What they don’t do is spoon it out as liberally or potently as the Rallye, Cooper and 100HP. The past decade or two has given us small cars that would once have been considered luxury vehicles, but in doing so they’ve unavoidably moved away from the raw thrills offered by their predecessors.

> Volkswagen Polo GTI review 

Of those older cars, the Rallye is hard to beat, and I’m not saying that just because I own it. Others who drove it on the day were effusive about its tactility and fun factor, but equally, it’s hard to imagine how manufacturers could replicate that formula today. This arguably makes the Mini and Panda more impressive, as they both offer more contemporary levels of equipment and safety, but don’t sacrifice fun in doing so.

And if you want a true spiritual successor to the 106 Rallye, R50 Mini Cooper and Fiat Panda 100HP, then our recommendation would be to visit your local Ford or Volkswagen dealerships. The Fiesta isn’t just the nation’s favourite supermini, but also its best handling, while no current small car is more desirable or entertaining than the boxy little Up GTI.

This review was first published in evo 273. For the latest issue, or to subscribe, click here 

Most Popular

Toyota GR Yaris Gen 2 2024 review – first drive of the production ready hot hatch
Toyota GR Yaris – front

Toyota GR Yaris Gen 2 2024 review – first drive of the production ready hot hatch

We've driven a prototype GR Yaris Gen 2 on track, now we've driven a production car on ice. Is it still looking good for the ultimate supermini?
27 Feb 2024
New Alpine A290: latest details on the Renault 5's hot hatch cousin
Alpine A290 concept

New Alpine A290: latest details on the Renault 5's hot hatch cousin

Good news for fans of accessible performance, as Alpine reveals more details about its forthcoming EV hot hatch, the A290
26 Feb 2024
Hyundai i30 N and i20 N axed
Hyundai i30 N and i20 N

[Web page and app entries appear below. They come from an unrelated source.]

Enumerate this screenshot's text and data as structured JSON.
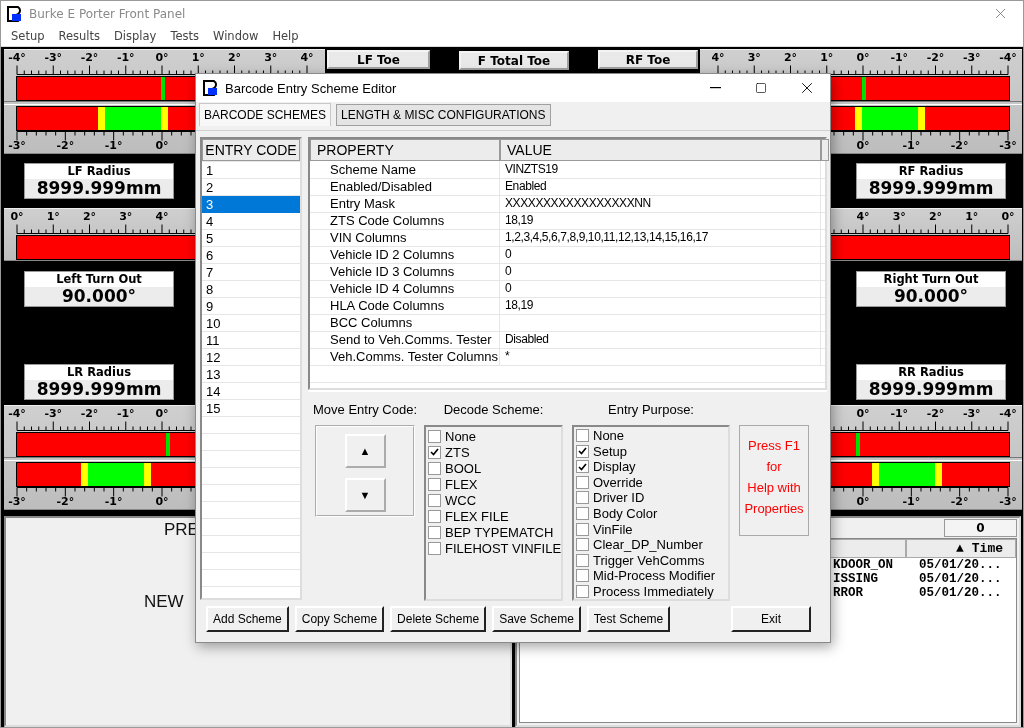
{
  "main_window": {
    "title": "Burke E Porter Front Panel"
  },
  "menu": [
    "Setup",
    "Results",
    "Display",
    "Tests",
    "Window",
    "Help"
  ],
  "front_gauges": {
    "left": {
      "label": "LF Toe",
      "top_scale": [
        "-4°",
        "-3°",
        "-2°",
        "-1°",
        "0°",
        "1°",
        "2°",
        "3°",
        "4°"
      ],
      "bars": [
        {
          "kind": "marker",
          "level": 0.5
        },
        {
          "kind": "band",
          "level": 0.4
        }
      ],
      "bottom_scale": [
        "-3°",
        "-2°",
        "-1°",
        "0°"
      ]
    },
    "center_label": "F Total Toe",
    "right": {
      "label": "RF Toe",
      "top_scale": [
        "4°",
        "3°",
        "2°",
        "1°",
        "0°",
        "-1°",
        "-2°",
        "-3°",
        "-4°"
      ],
      "bars": [
        {
          "kind": "marker",
          "level": 0.5
        },
        {
          "kind": "band",
          "level": 0.59
        }
      ],
      "bottom_scale": [
        "0°",
        "-1°",
        "-2°",
        "-3°"
      ]
    }
  },
  "radius_boxes": {
    "left": [
      {
        "label": "LF Radius",
        "value": "8999.999mm"
      }
    ],
    "right": [
      {
        "label": "RF Radius",
        "value": "8999.999mm"
      }
    ]
  },
  "mid_gauges": {
    "left": {
      "top_scale": [
        "0°",
        "1°",
        "2°",
        "3°",
        "4°"
      ],
      "bars": [
        {
          "kind": "plain"
        }
      ]
    },
    "right": {
      "top_scale": [
        "4°",
        "3°",
        "2°",
        "1°",
        "0°"
      ],
      "bars": [
        {
          "kind": "plain"
        }
      ]
    }
  },
  "turn_boxes": {
    "left": [
      {
        "label": "Left Turn Out",
        "value": "90.000°"
      },
      {
        "label": "LR Radius",
        "value": "8999.999mm"
      }
    ],
    "right": [
      {
        "label": "Right Turn Out",
        "value": "90.000°"
      },
      {
        "label": "RR Radius",
        "value": "8999.999mm"
      }
    ]
  },
  "rear_gauges": {
    "left": {
      "top_scale": [
        "-4°",
        "-3°",
        "-2°",
        "-1°",
        "0°"
      ],
      "bars": [
        {
          "kind": "marker",
          "level": 0.52
        },
        {
          "kind": "band",
          "level": 0.34
        }
      ],
      "bottom_scale": [
        "-3°",
        "-2°",
        "-1°",
        "0°"
      ]
    },
    "right": {
      "top_scale": [
        "0°",
        "-1°",
        "-2°",
        "-3°",
        "-4°"
      ],
      "bars": [
        {
          "kind": "marker",
          "level": 0.48
        },
        {
          "kind": "band",
          "level": 0.65
        }
      ],
      "bottom_scale": [
        "0°",
        "-1°",
        "-2°",
        "-3°"
      ]
    }
  },
  "prompt_panel": {
    "lines": [
      "PRE",
      "NEW"
    ]
  },
  "event_panel": {
    "counter": "0",
    "sort_glyph": "▲",
    "time_column": "Time",
    "rows": [
      {
        "event": "KDOOR_ON",
        "time": "05/01/20..."
      },
      {
        "event": "ISSING",
        "time": "05/01/20..."
      },
      {
        "event": "RROR",
        "time": "05/01/20..."
      }
    ]
  },
  "dialog": {
    "title": "Barcode Entry Scheme Editor",
    "tabs": [
      {
        "label": "BARCODE SCHEMES",
        "selected": true
      },
      {
        "label": "LENGTH & MISC CONFIGURATIONS",
        "selected": false
      }
    ],
    "entry_code_header": "ENTRY CODE",
    "entry_codes": [
      {
        "label": "1",
        "selected": false
      },
      {
        "label": "2",
        "selected": false
      },
      {
        "label": "3",
        "selected": true
      },
      {
        "label": "4",
        "selected": false
      },
      {
        "label": "5",
        "selected": false
      },
      {
        "label": "6",
        "selected": false
      },
      {
        "label": "7",
        "selected": false
      },
      {
        "label": "8",
        "selected": false
      },
      {
        "label": "9",
        "selected": false
      },
      {
        "label": "10",
        "selected": false
      },
      {
        "label": "11",
        "selected": false
      },
      {
        "label": "12",
        "selected": false
      },
      {
        "label": "13",
        "selected": false
      },
      {
        "label": "14",
        "selected": false
      },
      {
        "label": "15",
        "selected": false
      }
    ],
    "property_columns": [
      "PROPERTY",
      "VALUE"
    ],
    "properties": [
      {
        "name": "Scheme Name",
        "value": "VINZTS19"
      },
      {
        "name": "Enabled/Disabled",
        "value": "Enabled"
      },
      {
        "name": "Entry Mask",
        "value": "XXXXXXXXXXXXXXXXXNN"
      },
      {
        "name": "ZTS Code Columns",
        "value": "18,19"
      },
      {
        "name": "VIN Columns",
        "value": "1,2,3,4,5,6,7,8,9,10,11,12,13,14,15,16,17"
      },
      {
        "name": "Vehicle ID 2 Columns",
        "value": "0"
      },
      {
        "name": "Vehicle ID 3 Columns",
        "value": "0"
      },
      {
        "name": "Vehicle ID 4 Columns",
        "value": "0"
      },
      {
        "name": "HLA Code Columns",
        "value": "18,19"
      },
      {
        "name": "BCC Columns"
      },
      {
        "name": "Send to Veh.Comms. Tester",
        "value": "Disabled"
      },
      {
        "name": "Veh.Comms. Tester Columns",
        "value": "*"
      }
    ],
    "move_label": "Move Entry Code:",
    "move_buttons": [
      "▲",
      "▼"
    ],
    "decode_label": "Decode Scheme:",
    "decode_options": [
      {
        "label": "None",
        "checked": false
      },
      {
        "label": "ZTS",
        "checked": true
      },
      {
        "label": "BOOL",
        "checked": false
      },
      {
        "label": "FLEX",
        "checked": false
      },
      {
        "label": "WCC",
        "checked": false
      },
      {
        "label": "FLEX FILE",
        "checked": false
      },
      {
        "label": "BEP TYPEMATCH",
        "checked": false
      },
      {
        "label": "FILEHOST VINFILE",
        "checked": false
      }
    ],
    "purpose_label": "Entry Purpose:",
    "purpose_options": [
      {
        "label": "None",
        "checked": false
      },
      {
        "label": "Setup",
        "checked": true
      },
      {
        "label": "Display",
        "checked": true
      },
      {
        "label": "Override",
        "checked": false
      },
      {
        "label": "Driver ID",
        "checked": false
      },
      {
        "label": "Body Color",
        "checked": false
      },
      {
        "label": "VinFile",
        "checked": false
      },
      {
        "label": "Clear_DP_Number",
        "checked": false
      },
      {
        "label": "Trigger VehComms",
        "checked": false
      },
      {
        "label": "Mid-Process Modifier",
        "checked": false
      },
      {
        "label": "Process Immediately",
        "checked": false
      }
    ],
    "help_lines": [
      "Press F1",
      "for",
      "Help with",
      "Properties"
    ],
    "buttons": [
      {
        "label": "Add Scheme",
        "kind": "action"
      },
      {
        "label": "Copy Scheme",
        "kind": "action"
      },
      {
        "label": "Delete Scheme",
        "kind": "action"
      },
      {
        "label": "Save Scheme",
        "kind": "action"
      },
      {
        "label": "Test Scheme",
        "kind": "action"
      },
      {
        "label": "Exit",
        "kind": "exit"
      }
    ]
  }
}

Hyundai i30 N and i20 N axed

Production of petrol-powered Hyundai N hot hatches has come to an end in Europe, with electric N models picking up the baton
23 Feb 2024